The history of Le Verrier’s mathematical discovery of Neptune is my favorite story, period. It’s literally got everything you’d want in a good novella - differential equations, integrals, telescopes, intrigue, you name it. Rather than try to rehash it here without doing it justice, I’ll point the interested reader to an excellent 2016 article by Davor Krajnović called “The contrivance of Neptune.” Here, I only want to call attention to what Le Verrier (and Adams) got right and what they got less right.
It’s widely known that Neptune was discovered “with the tip of a pen.” Indeed, Le Verrier was able to derive Neptune’s location on the sky from orbital anomalies of Uranus with exquisite accuracy, such that Galle and D’Arrest’s observational campaign to discover this elusive planet took less than a single night. What is somewhat less well known is that Le Verrier and Adams’ calculations of Neptune’s orbit and mass were not as precise. The figure below shows the true orbits and locations of Uranus (gray) and Neptune (black) between 1830 and 1860, as well as the predicted orbits of Neptune (in purple).
Notice that the inferred semi-major axis of Neptune was about 40 (rather than 30) AU and the derived mass (36 and 50 Earth masses for Le Verrier and Adams, respectively) also significantly exceeded that of Neptune. In light of the fact that the discovery of Neptune represents the only successful mathematical prediction of a planet to date, this level of uncertainty sets the gold standard for dynamically motivated planetary predictions. In other words, if we get Planet Nine to a similar level of precision, I’ll be satisfied. It is also useful to point out that the most significant quantity in perturbing the orbit of Uranus was the anomalous acceleration in the radial direction produced by the new body - GM/r^2 - a ratio that was calculated to higher accuracy than the individual values of mass and semi-major axis. As I will highlight later, the general framework of the Planet Nine hypothesis is characterized by comparable degeneracies between P9’s mass and orbital parameters.

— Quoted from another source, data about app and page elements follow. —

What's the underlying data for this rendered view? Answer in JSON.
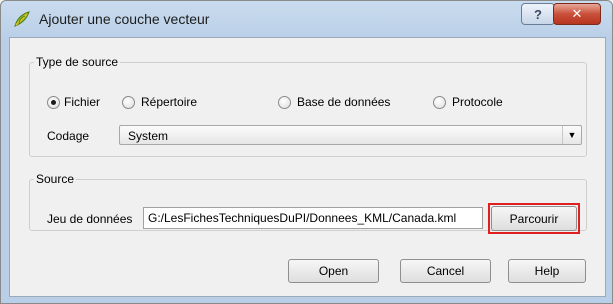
{
  "window": {
    "title": "Ajouter une couche vecteur",
    "help_glyph": "?",
    "close_glyph": "✕"
  },
  "source_type": {
    "legend": "Type de source",
    "options": [
      {
        "label": "Fichier",
        "selected": true
      },
      {
        "label": "Répertoire",
        "selected": false
      },
      {
        "label": "Base de données",
        "selected": false
      },
      {
        "label": "Protocole",
        "selected": false
      }
    ],
    "encoding_label": "Codage",
    "encoding_value": "System",
    "dropdown_glyph": "▼"
  },
  "source": {
    "legend": "Source",
    "dataset_label": "Jeu de données",
    "dataset_value": "G:/LesFichesTechniquesDuPI/Donnees_KML/Canada.kml",
    "browse_label": "Parcourir",
    "highlight_color": "#e02020"
  },
  "buttons": {
    "open": "Open",
    "cancel": "Cancel",
    "help": "Help"
  },
  "icons": {
    "app": "qgis-leaf-icon",
    "help": "help-icon",
    "close": "close-icon",
    "dropdown": "chevron-down-icon"
  }
}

Following Le Verrier’s mathematical discovery of Neptune, the planet prediction business didn’t simply get a boost - it exploded. Jacques Babinet (1848), David P. Todd (1877), George Forbes (1880), Camille Flammarion (1884), William Pickering (1909-1932) all took turns predicting trans-Neptunian planets that later turned out to not be there. But no planetary prediction is quite as emblematic as Percival Lowell’s hypothesized “Planet X.” Briefly, the story goes as follows: despite the addition of Neptune to the solar system’s ledger of planets, small apparent discrepancies in the orbits of the giant planets remained, and pointed to the existence of a ~7 Earth mass planet beyond Neptune. The search continued well past Lowell’s death, and in 1930, a bright moving object was discovered by Clyde Tombaugh in the approximate location on the sky where Planet X was envisioned to be. Because Planet X was the object of the original search, the newly found body was initially considered to be the long-sought-after Planet X.

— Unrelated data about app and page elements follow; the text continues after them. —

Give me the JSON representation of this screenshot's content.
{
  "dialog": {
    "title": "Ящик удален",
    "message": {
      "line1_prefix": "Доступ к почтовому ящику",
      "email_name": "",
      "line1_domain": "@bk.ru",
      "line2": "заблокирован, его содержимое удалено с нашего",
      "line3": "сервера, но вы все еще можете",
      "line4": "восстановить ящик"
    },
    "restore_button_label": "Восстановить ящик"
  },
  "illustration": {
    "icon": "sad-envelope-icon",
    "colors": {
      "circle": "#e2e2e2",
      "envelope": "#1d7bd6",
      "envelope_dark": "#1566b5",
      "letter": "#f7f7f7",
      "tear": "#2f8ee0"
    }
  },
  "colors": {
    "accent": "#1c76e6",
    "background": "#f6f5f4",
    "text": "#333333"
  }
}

Immediately, however, there was a problem. Planet X was supposed to be like Neptune, but Tombaugh’s new planet appeared dim and point-like, and therefore much much smaller. It soon became clear that the new member of the solar system could not be THE Planet X. The object was subsequently named Pluto, and its estimated mass steadily declined for the next 5 decades.
Although Planet X - as originally formulated by Lowell - does not exist, the discovery of Pluto turned out to be the tip of an extraordinary trans-Neptunian iceberg called the Kuiper belt. The mapping and subsequent characterization of the Kuiper belt in the ‘90s and the ‘00s, generated a new wave of planetary proposals — check out Brunini & Melita (2002), Gladman & Chan (2006), Gomes et al. (2006), Lykawka and Mukai (2008), Trujillo and Sheppard (2014), Volk and Malhotra (2017) and many others that are referenced therein. All of these hypothetical planets were invoked to explain different observational puzzles, and attempt to do so through individual dynamical mechanisms. Stepping away from specific predictions, however, it is worthwhile to examine the question of where still-undetected planets can hide in the solar system, from a completely model-independent perspective. As it turns out, the combination of ephemerides, orbital stability, and definition of a planet alone leave only a limited parameter space where additional solar system planets can hide (shown as the shaded region on the plot below):
Remarkably, Planet Nine falls right in the center of that region.